Ann Arbor to temporarily close streets Thursday evening for Take Back the Night event

Closures to take place between 8-9 p.m.

A portion of South Ashley Street in downtown Ann Arbor closed to through traffic in March, 2021. (Sarah Parlette, WDIV)

ANN ARBOR, Mich. – On Thursday, several streets in downtown Ann Arbor will temporarily close for an hour to make way for the 43rd annual Take Back the Night Ann Arbor event.

The in-person rally will kick off at 7 p.m. in the University of Michigan Diag followed by a march through the downtown area.

Read: 43rd annual rally against sexual violence returns April 1 in Ann Arbor

Between 8-9 p.m., drivers can expect these roads to be closed:

  • Church Street between Washtenaw and South University avenues
  • South University Avenue from Church Street to State Street
  • State Street from South University Avenue to Madison Street
  • State Street between East Liberty to East William streets
  • East Madison Street from State Street to Thompson Street
  • Thompson Street between East Madison to William streets
  • William Street from Thompson Street to Fourth Avenue
  • Fourth Avenue between William to East Liberty streets
  • East Liberty Street from Fourth Avenue to South State Street

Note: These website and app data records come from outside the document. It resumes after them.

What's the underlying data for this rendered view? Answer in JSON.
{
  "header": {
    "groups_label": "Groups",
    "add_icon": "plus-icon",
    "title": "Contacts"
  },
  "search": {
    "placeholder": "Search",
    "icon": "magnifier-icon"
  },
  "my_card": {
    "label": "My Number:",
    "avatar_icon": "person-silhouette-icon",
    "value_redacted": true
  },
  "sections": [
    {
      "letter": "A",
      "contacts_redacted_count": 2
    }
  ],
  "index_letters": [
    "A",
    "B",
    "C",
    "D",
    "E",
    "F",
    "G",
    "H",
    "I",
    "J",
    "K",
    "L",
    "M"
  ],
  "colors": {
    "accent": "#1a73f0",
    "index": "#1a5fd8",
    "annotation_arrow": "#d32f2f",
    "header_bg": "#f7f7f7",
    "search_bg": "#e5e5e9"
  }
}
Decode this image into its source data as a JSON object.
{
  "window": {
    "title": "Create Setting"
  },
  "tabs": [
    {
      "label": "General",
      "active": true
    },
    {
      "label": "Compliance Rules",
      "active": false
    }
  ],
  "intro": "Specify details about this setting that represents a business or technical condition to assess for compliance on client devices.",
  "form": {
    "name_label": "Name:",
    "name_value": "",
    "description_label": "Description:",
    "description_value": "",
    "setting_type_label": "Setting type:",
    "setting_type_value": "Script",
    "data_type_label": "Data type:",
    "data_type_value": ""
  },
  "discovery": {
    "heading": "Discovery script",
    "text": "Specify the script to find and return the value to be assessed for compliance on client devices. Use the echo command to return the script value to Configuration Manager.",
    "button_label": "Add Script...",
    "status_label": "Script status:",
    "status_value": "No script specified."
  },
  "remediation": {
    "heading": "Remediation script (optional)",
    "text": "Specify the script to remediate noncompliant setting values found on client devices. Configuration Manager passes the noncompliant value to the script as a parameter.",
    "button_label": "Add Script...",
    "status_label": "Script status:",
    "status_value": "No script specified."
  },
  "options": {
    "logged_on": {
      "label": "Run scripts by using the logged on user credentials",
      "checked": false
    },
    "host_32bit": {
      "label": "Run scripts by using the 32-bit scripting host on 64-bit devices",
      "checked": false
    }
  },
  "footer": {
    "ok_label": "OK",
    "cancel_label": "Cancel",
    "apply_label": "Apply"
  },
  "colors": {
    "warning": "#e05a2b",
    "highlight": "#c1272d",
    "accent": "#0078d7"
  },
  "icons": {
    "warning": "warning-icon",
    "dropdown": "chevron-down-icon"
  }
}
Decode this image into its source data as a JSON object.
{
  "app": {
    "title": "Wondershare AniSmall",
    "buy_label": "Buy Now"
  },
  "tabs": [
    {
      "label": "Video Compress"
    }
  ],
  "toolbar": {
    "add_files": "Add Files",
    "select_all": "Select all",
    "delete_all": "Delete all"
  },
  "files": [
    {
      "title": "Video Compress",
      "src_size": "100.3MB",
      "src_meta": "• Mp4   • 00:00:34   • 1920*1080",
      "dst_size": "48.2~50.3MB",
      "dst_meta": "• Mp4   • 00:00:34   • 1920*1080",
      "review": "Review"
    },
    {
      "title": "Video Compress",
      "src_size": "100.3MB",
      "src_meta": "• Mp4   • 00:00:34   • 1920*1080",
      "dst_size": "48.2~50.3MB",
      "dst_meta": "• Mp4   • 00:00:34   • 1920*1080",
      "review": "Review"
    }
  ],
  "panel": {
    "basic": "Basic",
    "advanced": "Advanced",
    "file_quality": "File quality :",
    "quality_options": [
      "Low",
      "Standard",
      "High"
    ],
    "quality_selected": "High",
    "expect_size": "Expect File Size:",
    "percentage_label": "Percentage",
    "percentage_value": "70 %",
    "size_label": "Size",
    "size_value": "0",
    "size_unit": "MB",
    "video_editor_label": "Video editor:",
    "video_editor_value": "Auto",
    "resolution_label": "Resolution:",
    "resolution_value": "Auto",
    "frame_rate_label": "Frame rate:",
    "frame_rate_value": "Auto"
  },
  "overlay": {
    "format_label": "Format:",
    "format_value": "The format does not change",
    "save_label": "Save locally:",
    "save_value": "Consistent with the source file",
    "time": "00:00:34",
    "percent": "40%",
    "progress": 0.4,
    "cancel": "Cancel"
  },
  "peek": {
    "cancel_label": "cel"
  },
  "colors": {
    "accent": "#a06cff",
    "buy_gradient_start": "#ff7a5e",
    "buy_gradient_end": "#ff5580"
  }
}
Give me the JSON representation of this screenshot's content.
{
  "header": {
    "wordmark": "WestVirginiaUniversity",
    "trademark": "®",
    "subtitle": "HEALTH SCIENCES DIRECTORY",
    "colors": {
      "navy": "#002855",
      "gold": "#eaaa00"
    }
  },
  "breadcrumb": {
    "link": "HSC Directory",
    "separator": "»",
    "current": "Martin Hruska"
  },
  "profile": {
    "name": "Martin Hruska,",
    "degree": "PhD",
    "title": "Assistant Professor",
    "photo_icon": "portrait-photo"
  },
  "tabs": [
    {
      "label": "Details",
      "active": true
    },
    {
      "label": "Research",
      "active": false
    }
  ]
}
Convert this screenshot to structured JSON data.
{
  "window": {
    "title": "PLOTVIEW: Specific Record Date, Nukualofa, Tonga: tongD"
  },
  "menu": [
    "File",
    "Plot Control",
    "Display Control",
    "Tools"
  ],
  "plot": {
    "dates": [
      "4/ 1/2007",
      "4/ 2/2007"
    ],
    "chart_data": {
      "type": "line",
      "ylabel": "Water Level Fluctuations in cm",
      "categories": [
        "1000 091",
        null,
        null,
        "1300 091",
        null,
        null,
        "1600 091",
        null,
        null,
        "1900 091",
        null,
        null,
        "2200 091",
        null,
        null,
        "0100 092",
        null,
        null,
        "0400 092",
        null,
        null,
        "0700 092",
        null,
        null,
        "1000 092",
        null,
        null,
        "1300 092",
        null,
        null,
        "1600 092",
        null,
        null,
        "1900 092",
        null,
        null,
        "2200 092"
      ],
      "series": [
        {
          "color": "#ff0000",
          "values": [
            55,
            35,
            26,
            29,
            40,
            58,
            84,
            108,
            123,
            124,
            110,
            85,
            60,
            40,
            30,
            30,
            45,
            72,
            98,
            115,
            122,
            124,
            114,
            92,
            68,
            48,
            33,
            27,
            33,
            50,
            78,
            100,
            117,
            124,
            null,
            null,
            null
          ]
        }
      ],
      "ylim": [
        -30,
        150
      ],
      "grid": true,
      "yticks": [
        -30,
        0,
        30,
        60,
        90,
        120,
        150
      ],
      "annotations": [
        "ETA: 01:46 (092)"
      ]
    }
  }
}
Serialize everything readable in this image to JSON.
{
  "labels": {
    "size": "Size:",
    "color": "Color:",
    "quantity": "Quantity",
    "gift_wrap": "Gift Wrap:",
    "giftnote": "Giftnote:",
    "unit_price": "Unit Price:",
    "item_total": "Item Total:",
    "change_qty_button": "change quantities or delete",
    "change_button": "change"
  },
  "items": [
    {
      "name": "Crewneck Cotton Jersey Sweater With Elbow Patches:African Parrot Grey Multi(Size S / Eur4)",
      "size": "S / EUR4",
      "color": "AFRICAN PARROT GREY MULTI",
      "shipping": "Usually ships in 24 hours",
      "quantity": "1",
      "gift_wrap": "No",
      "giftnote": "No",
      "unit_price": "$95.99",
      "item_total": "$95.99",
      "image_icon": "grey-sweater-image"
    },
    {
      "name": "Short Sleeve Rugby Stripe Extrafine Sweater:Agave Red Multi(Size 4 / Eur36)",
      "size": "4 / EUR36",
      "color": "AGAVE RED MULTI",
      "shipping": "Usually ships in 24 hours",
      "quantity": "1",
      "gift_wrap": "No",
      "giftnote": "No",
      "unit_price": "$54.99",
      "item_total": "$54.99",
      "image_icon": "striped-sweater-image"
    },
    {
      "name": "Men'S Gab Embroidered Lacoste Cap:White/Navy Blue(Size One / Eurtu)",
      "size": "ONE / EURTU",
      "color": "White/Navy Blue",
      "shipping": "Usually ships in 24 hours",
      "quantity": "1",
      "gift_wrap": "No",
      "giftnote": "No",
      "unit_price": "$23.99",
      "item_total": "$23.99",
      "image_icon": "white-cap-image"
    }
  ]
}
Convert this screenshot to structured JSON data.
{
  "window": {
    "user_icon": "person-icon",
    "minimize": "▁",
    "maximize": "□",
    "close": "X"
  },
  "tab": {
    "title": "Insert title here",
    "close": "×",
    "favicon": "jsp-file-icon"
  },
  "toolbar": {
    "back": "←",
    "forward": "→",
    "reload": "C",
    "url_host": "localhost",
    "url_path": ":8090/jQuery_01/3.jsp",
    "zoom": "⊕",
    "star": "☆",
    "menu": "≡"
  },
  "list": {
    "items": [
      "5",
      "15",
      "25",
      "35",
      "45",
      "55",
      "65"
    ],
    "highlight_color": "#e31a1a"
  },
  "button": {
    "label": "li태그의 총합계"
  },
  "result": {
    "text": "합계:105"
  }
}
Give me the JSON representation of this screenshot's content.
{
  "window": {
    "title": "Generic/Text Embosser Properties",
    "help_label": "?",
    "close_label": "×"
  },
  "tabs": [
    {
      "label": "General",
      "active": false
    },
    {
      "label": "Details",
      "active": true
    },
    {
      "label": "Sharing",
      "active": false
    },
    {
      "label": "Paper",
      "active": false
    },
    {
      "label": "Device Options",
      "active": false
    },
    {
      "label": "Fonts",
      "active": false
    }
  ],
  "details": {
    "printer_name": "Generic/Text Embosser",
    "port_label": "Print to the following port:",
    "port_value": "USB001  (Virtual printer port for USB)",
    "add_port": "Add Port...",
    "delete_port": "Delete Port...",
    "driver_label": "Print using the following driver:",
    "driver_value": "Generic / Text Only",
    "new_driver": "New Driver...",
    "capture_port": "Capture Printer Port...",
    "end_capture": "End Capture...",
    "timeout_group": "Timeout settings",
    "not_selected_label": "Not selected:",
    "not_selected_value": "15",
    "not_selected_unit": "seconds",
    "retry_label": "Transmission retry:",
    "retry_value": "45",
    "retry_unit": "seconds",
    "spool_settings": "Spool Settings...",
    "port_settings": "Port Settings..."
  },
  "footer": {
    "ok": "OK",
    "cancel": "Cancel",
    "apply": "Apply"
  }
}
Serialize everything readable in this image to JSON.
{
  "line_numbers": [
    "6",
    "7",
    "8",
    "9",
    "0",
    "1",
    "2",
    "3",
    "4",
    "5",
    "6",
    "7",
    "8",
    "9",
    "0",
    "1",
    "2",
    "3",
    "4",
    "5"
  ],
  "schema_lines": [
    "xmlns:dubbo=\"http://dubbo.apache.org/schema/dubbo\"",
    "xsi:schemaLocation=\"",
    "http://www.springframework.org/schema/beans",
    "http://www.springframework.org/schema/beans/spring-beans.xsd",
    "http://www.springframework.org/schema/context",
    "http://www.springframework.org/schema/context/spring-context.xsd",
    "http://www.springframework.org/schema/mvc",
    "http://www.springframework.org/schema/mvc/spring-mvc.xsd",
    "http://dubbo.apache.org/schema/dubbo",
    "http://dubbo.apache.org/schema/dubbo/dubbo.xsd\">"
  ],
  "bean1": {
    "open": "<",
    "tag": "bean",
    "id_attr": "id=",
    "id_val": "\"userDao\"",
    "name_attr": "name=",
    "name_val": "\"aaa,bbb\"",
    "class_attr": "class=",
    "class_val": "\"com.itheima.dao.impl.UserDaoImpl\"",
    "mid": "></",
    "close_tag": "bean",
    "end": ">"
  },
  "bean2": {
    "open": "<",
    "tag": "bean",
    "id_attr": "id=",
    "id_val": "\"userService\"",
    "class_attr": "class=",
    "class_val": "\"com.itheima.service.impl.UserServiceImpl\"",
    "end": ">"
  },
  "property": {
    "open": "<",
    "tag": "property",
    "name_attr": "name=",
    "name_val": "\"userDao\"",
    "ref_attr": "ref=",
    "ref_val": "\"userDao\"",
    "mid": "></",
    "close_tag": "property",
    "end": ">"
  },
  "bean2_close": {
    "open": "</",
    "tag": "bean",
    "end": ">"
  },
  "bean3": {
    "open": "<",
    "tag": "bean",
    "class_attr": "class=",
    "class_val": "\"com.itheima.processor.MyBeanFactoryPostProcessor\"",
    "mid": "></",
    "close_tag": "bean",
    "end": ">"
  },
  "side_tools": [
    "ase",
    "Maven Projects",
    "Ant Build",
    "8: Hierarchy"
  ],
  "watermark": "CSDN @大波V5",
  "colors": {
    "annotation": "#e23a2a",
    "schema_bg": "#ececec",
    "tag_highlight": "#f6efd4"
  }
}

Starting at 4 p.m. on Thursday, several other downtown streets will close until 6 a.m. on Monday in order to give community members more walkable space when visiting area businesses and restaurants.

The closures will run from Thursday to August 30.

Weekend closures include:

  • Main Street between William to Washington streets
  • East Liberty Street from Ashley Street to Fourth Avenue
  • Liberty Street between Maynard to State streets
  • State Street from Washington Street to William Street

A portion of Washington Street and Maynard Street will be closed every day of the week through August 30.

Read: Downtown Ann Arbor streets closing Thursday to make more space for businesses, pedestrians

About the Author:

Sarah has worked for WDIV since June 2018. She covers community events, good eats and small businesses in Ann Arbor and has a Master's degree in Applied Linguistics from Grand Valley State University.